M TA members across the state are learning that there is more to the adage about “power in numbers” than they thought.
There is also knowledge in numbers, and locals
are banding together by region to better understand
— and address — common concerns.
In Western Massachusetts, locals have worked
in concert to successfully fight a charter school
expansion that would have affected more than 30
communities. Locals in Southeastern Massachusetts
have acted collectively to protect access to health
care. And members of locals in North Shore
communities are now regularly attending each
other’s standouts and other actions.
Charters, health care and contract bargaining are
topics bearing down on every public school educator,
but over the past couple of years MTA locals have
been much more likely to work in coalitions to
address such issues together.
The Berkshire Educators Action Network —
known as BEAN — formed several years ago when
educators grew frustrated with a growing number
of bureaucratic mandates and a rising emphasis
on high-stakes testing. The two issues were eating
away at teacher autonomy and valuable time for
Since then, the Western Mass Educator Action
Network — known as WeMEAN — has formed
in Greater Springfield, and locals in Southeastern
Massachusetts communities have created the
Southeast Massachusetts Education Action
Network, or SoMEAN. MTA and AFT locals north
of Boston have formed the Merrimack Valley Labor
“The support we give each other allows us to
understand the bigger picture we all face,” said Scott
Beaulieu, president of the South Hadley Education
Association and a WeMEAN activist.
WeMEAN’s growth exemplifies the value of
coalition building. Almost two years ago, Mary
Cowhey, a Northampton teacher who was serving
on the MTA Board of Directors, began encouraging
colleagues in different locals within the area she
represented to get together. At about the same time,
MTA members participating in a summer member
organizing program were hearing similar stories
and concerns from educators across a range of
I n Holyoke, the organizers were learning that members were afraid to speak out, given that the district was being run by a state-appointed
receiver with expanded authority to discipline or
But as members of a coalition, said WeMEAN
member Sadie Cora, president of the Northampton
Association of School Employees and a Holyoke
resident, educators had more power to fight for their
colleagues. “We could go there and speak out for
them,” she said.
The enthusiasm for a coalition truly blossomed
in the fall of 2018, when the Chicopee Education
Association organized a rally in favor of the Promise
Act, the precursor to the recently signed Student
Opportunity Act. Scores of educators showed up
wearing T-shirts bearing logos from surrounding
“We surprised ourselves,” said WeMEAN
member Stephanie Joyce, a member of the Amherst-Pelham Education Association.
The WeMEAN coalition now regularly sees
members from roughly 15 locals at its meetings,
and it is taking on projects such as analyzing
participating locals’ contracts and forming a

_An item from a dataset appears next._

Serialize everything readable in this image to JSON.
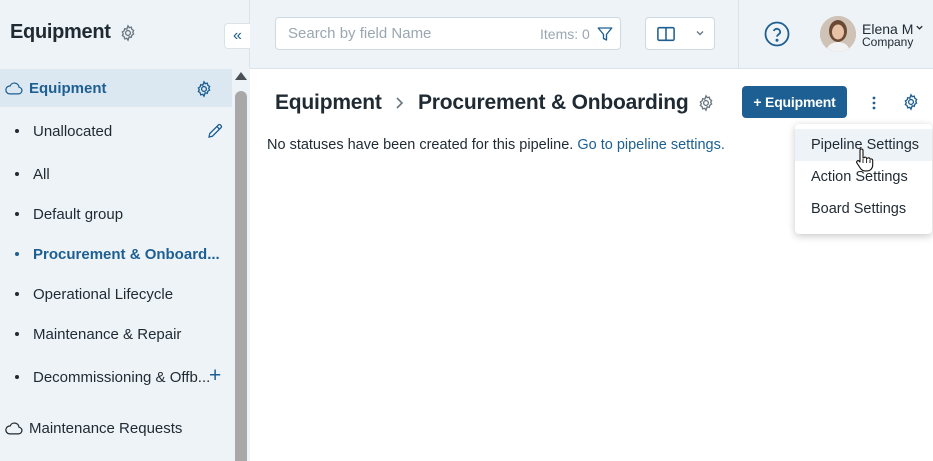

group to study issues raised by Education Support
“These coalitions are breaking the isolation,
building new relationships and amplifying the voice
and power of our members and their community
allies,” said MTA President Merrie Najimy.
“Whether confronting hostile employers, fighting
for fair contracts or organizing opposition to charter
Members of regional coalitions met at the MTA’s recent Union Skills Winter Conference.
Representing SoMEAN and WeMEAN are, from left, Tasha Cordero, Bristol-Plymouth; Stephanie
Joyce, Amherst-Pelham; Jack Bartholet and Christopher Garcia, New Bedford; Laura Demakis,
Chicopee; Scott Beaulieu, South Hadley; Sadie Cora, Northampton; and Donna Grady, Franklin.
Locals across the state are banding together to tackle common issues and support each other.
Photo by Chris Christo
longer business as usual. Not only are we building
power, but we are demanding — and earning
Tasha Cordero, president of the Bristol-Plymouth
Teachers Association, said the power of the SoMEAN
coalition was felt when her union confronted its
School Committee over unsafe conditions at Bristol-
Plymouth Regional Technical School.
“When others are so strongly supporting you,
it provides validation for what you feel, and it made
me feel confident in what we were doing,” Cordero
Organizing members to attend actions across a
coalition’s footprint now occurs with regularity.
Anthony Parolisi, president of the Haverhill
Education Association, recalled strong showings
by other locals when the HEA held demonstrations
during its most recent contract fight, as well as when
members showed up to support Andover educators
confronting the administration about mistreatment of
T he coalition actions are not just shows of strength, Parolisi said. They are ways for locals — not just among those in the
coalition — to learn strategies from one another.
Parolisi said the Merrimack Valley coalition
was inspired by actions in Somerville to win a fair
contract for ESPs. Those issues resonated across the
valley, he said.
“Just seeing what’s working is valuable,” he
said. “It creates an attitude of ‘If they can do it, we
can do it.’”
“When others are so strongly
supporting you, it provides
validation for what you feel,
and it made me feel confident
in what we were doing,” said
SoMEAN member Tasha Cordero.